Make no mistake: Yankee fans have it pretty good. The Yankees routinely field one of the best teams in baseball. They have the financial means to go after free agents, invest in the draft, and hire the best scouts. They have mystique that goes along with all the championships they have won (and we can make fun of announcers saying the Yankees win with “mystique” all we want, but the pinstripes themselves do help recruit talent).
When I say that last night felt like the successful culmination of a journey that was both memorable and perilous, that should probably make some roll their eyes. It had only been since 2000 when the Yankees last won the World Series and they have had plenty of great moments and triumphs since then. Fans in Pittsburgh, Kansas City, and many other cities have little sympathy, I’m sure. But it’s always more painful to lose when you’re so close to winning. Ever since the ball got a little too slick thanks to an unexpected shower in the Arizona desert back in 2001, and Rivera threw away a double play ball, the Yankees have been very close to winning it all. Every team the Yankees have fielded since then had a legitimate shot at the World Series. I think you could very easily argue that the Yankees had the best team in the league 2002-2004 and in 2006.
I’ve learned a lot about baseball since 2000. Back then, I just expected the Yankees to win in the postseason because that’s what the best team did. Little did I know I was actually watching probably the weakest Yankee team I’ve ever actively followed (which would date back to 1994) just happen to get hot at the right time. Turns out it’s tough to be the best team in the regular season and then win the World Series. The 1998 Yankees made it look so easy.
There’s no doubt the 2009 Yankees are a special team for just that reason. They were the best team during the regular season. They kept it going in the postseason. Their games were always exciting.
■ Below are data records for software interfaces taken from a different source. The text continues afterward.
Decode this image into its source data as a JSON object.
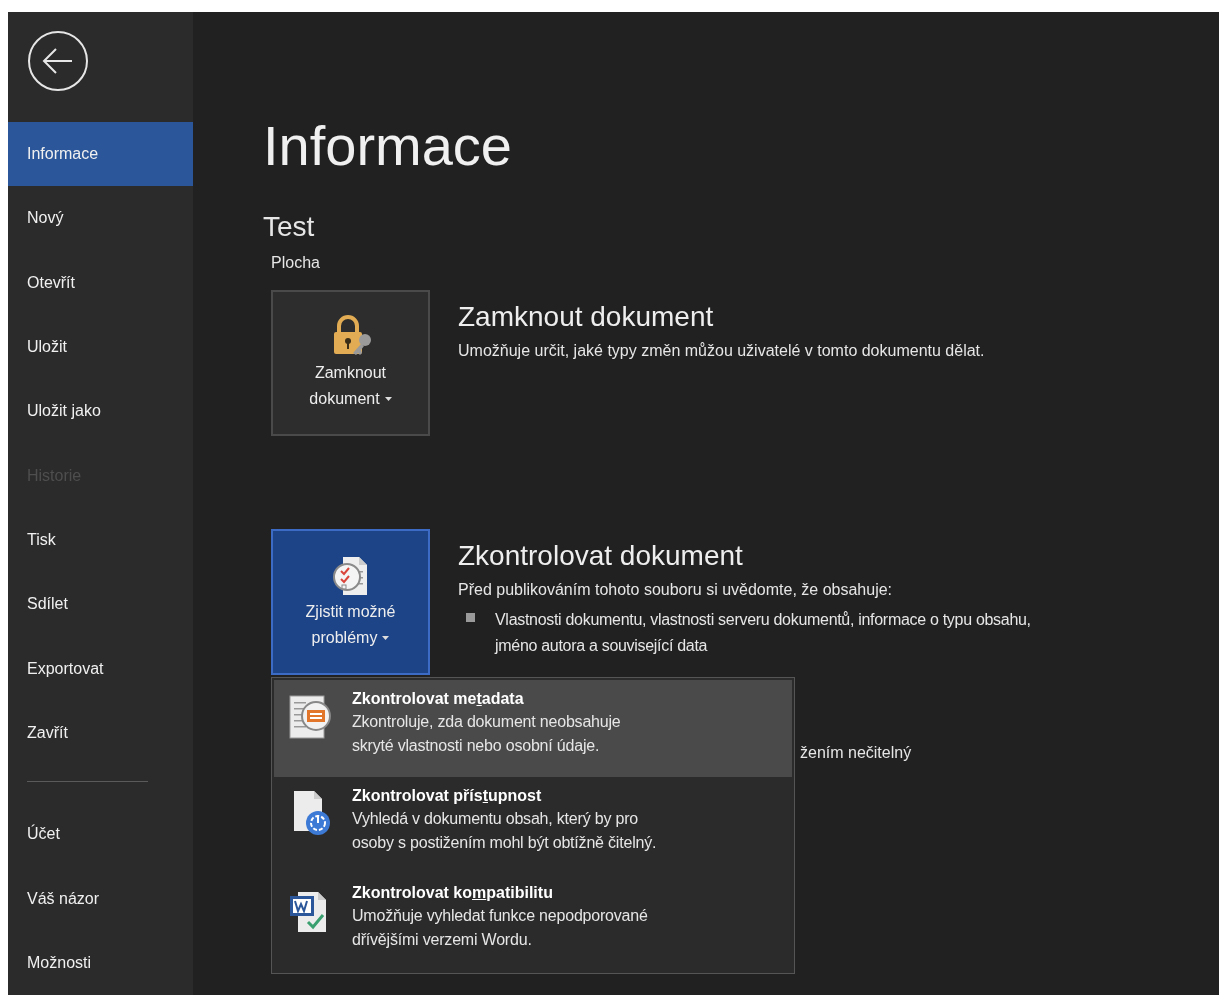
{
  "sidebar": {
    "items": [
      {
        "label": "Informace",
        "selected": true,
        "disabled": false
      },
      {
        "label": "Nový",
        "selected": false,
        "disabled": false
      },
      {
        "label": "Otevřít",
        "selected": false,
        "disabled": false
      },
      {
        "label": "Uložit",
        "selected": false,
        "disabled": false
      },
      {
        "label": "Uložit jako",
        "selected": false,
        "disabled": false
      },
      {
        "label": "Historie",
        "selected": false,
        "disabled": true
      },
      {
        "label": "Tisk",
        "selected": false,
        "disabled": false
      },
      {
        "label": "Sdílet",
        "selected": false,
        "disabled": false
      },
      {
        "label": "Exportovat",
        "selected": false,
        "disabled": false
      },
      {
        "label": "Zavřít",
        "selected": false,
        "disabled": false
      }
    ],
    "footer_items": [
      {
        "label": "Účet",
        "selected": false,
        "disabled": false
      },
      {
        "label": "Váš názor",
        "selected": false,
        "disabled": false
      },
      {
        "label": "Možnosti",
        "selected": false,
        "disabled": false
      }
    ]
  },
  "page_title": "Informace",
  "document": {
    "name": "Test",
    "location": "Plocha"
  },
  "sections": [
    {
      "button": {
        "lines": [
          "Zamknout",
          "dokument"
        ],
        "selected": false
      },
      "title": "Zamknout dokument",
      "description": "Umožňuje určit, jaké typy změn můžou uživatelé v tomto dokumentu dělat."
    },
    {
      "button": {
        "lines": [
          "Zjistit možné",
          "problémy"
        ],
        "selected": true
      },
      "title": "Zkontrolovat dokument",
      "description": "Před publikováním tohoto souboru si uvědomte, že obsahuje:",
      "bullets": [
        {
          "lines": [
            "Vlastnosti dokumentu, vlastnosti serveru dokumentů, informace o typu obsahu,",
            "jméno autora a související data"
          ]
        }
      ],
      "hidden_fragment": "žením nečitelný",
      "menu": {
        "items": [
          {
            "title": {
              "before": "Zkontrolovat me",
              "key": "t",
              "after": "adata"
            },
            "lines": [
              "Zkontroluje, zda dokument neobsahuje",
              "skryté vlastnosti nebo osobní údaje."
            ],
            "selected": true
          },
          {
            "title": {
              "before": "Zkontrolovat přís",
              "key": "t",
              "after": "upnost"
            },
            "lines": [
              "Vyhledá v dokumentu obsah, který by pro",
              "osoby s postižením mohl být obtížně čitelný."
            ],
            "selected": false
          },
          {
            "title": {
              "before": "Zkontrolovat ko",
              "key": "m",
              "after": "patibilitu"
            },
            "lines": [
              "Umožňuje vyhledat funkce nepodporované",
              "dřívějšími verzemi Wordu."
            ],
            "selected": false
          }
        ]
      }
    }
  ]
}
They bounced back – whether from a bad inning or a bad loss. None of that changed this postseason. They followed every loss with a win and rallied back in every game they were down – even if a few of those rallies fell short. With the possible exception of Game 1 of the World Series, every game kept me on the edge of my seat right until the last out. Baseball is entertainment, and what greater entertainment could I ask for?
If you look through my posts from this season, both here and at my old site, I certainly did my fair share of complaining while watching a 103 win team win a championship. But one thing that I’ve always felt has been unfair about how Yankee fans treat their teams is that we often don’t remember a lot of the great moments we’ve had in those “dark years” of playoff misfortune. I still remember in early 2002 reminiscing about the Yankees crazy back-to-back 9th inning comebacks and the response I received from a highly critical Yankee-hater was: “Well, none of that matters because they lost the World Series.”
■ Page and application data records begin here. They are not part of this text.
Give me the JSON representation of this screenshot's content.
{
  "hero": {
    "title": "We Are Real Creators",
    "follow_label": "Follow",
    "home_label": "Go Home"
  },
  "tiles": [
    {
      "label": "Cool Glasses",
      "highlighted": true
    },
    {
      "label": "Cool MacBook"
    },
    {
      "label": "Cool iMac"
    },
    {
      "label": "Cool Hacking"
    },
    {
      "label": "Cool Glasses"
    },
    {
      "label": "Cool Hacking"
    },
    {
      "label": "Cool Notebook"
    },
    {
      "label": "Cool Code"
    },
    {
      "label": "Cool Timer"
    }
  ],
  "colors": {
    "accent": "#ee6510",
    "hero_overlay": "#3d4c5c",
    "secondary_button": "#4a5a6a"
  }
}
But that’s absolutely incorrect. It all matters. Jason Giambi’s walkoff grand slam in 2002. Aaron Boone’s homerun. Jeter’s diving catch in the stands. A-Rod carrying the Yankees past the Twins in 2004. Rivera flying back from personal tragedy with his family to save Game 1 of the 2004 ALCS. The rally to catch the Red Sox in 2005. The 5-game Fenway sweep of 2006. Watching Joba burst onto the scene and strikeout the heart of the Tiger’s order in 2007.
I could go on all day. The point is though, that baseball really is a journey and despite the Yankees mantra, it’s not always just about winning the World Series. I follow the Yankees all through the offseason. I follow their spring training games. I follow all 162 regular season games. Any one single game has the power to make me giddy or depressed. To paraphrase the common retort I’ve heard, most often from my girlfriend: “Aren’t there 161 other games?”
That’s true of course, but with baseball you have to experience the moment to appreciate the journey – and last night’s World Series victory was a moment that helps justify and explain all the other ones.
This World Series title is also gratifying because it feels like the fitting cap on what has been an emotional but ultimately enjoyable decade of Yankee baseball. The breaks haven’t always gone their way, but the Yankees have never lacked intrigue, and this season was the most entertaining yet. So congratulations to the Yankees and to all of my fellow fans. It’s been fun – and 2010 and the quest for 28 is right around the corner.